Greet Hofstead (2018). Hofstead insight. Retrieved from: 

Kälin, W. (2017). Troubled communication: Cross-cultural misunderstandings in the asylum-hearing. In International Refugee Law (pp. 175-186). UK: Routledge.

Kinloch, P., & Metge, J. (2014). Talking past each other: problems of cross-cultural communication. UK: Victoria University Press.

Kramsch, C. (2014). Identity, role, and voice in cross-cultural (mis) communication. In Misunderstanding in social life (pp. 137-161). UK: Routledge.

Kreuz, R. J., & Roberts, R. M. (2017). Sailing Through: Navigating Cross-cultural Communication. UK: MIT Press.

Lee, A. L., Mader, E. M., & Morley, C. P. (2015). Teaching Cross-Cultural Communication Skills Online. Family medicine, 47(4), 302-8.

Petersen, A. (2017). Brain maturation and cognitive development: Comparative and cross-cultural perspectives. UK: Routledge.

Piri, S., Rasekh, Z. E., & Pishghadam, R. (2017). Emotional Capital Within the Cultural Dimensions Framework. Cross-Cultural Communication, 13(6), 1-13.

Prasad, R. (2015). Cross-cultural communication. Educating Young Children: Learning and Teaching in the Early Childhood Years, 21(3), 21.

Purnell, L. (2018). Cross Cultural Communication: Verbal and Non-Verbal Communication, Interpretation and Translation.

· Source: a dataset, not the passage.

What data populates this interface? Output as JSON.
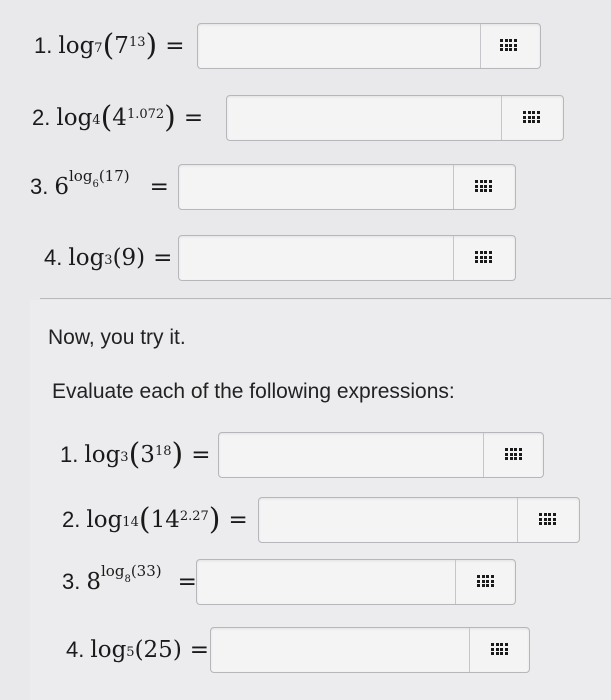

In Global Applications of Culturally Competent Health Care: Guidelines for Practice (pp. 131-142). UK: Springer, Cham.

Stahl, G. K., & Tung, R. L. (2015). Towards a more balanced treatment of culture in international business studies: The need for the positive cross-cultural scholarship. Journal of International Business Studies, 46(4), 391-414.

Teunissen, E., Gravenhorst, K., Dowrick, C., van Weel-Baumgarten, E., Van den Driessen Mareeuw, F., de Brún, T., … & O’Reilly-de Brún, M. (2017). Implementing guidelines and training initiatives to improve cross-cultural communication in primary care consultations: a qualitative participatory European study. International journal for equity in health, 16(1), 32.

Thomas, D. C., & Peterson, M. F. (2017). Cross-cultural management: Essential Concepts. USA: Sage Publications.

Tjosvold, D. (2017). Cross-cultural management: foundations and future. UK: Routledge.

Tombleson, B., & Wolf, K. (2017). Rethinking the circuit of culture: How participatory culture has transformed cross-cultural communication. Public Relations Review, 43(1), 14-25.

Young, T. J., & Schartner, A. (2014). The effects of cross-cultural communication education on international students’ adjustment and adaptation. Journal of Multilingual and Multicultural Development, 35(6), 547-562.

Zhao, M., & Tam, K. Y. B. (2015, July). The need for effective cross-cultural communication in creative industries: Two case studies. In Innovation in Design, Communication, and Engineering: Proceedings of the 2014 3rd International Conference on Innovation, Communication and Engineering (ICICE 2014), Guiyang, Guizhou, PR China, October 17-22, 2014 (p. 229). USA: CRC Press.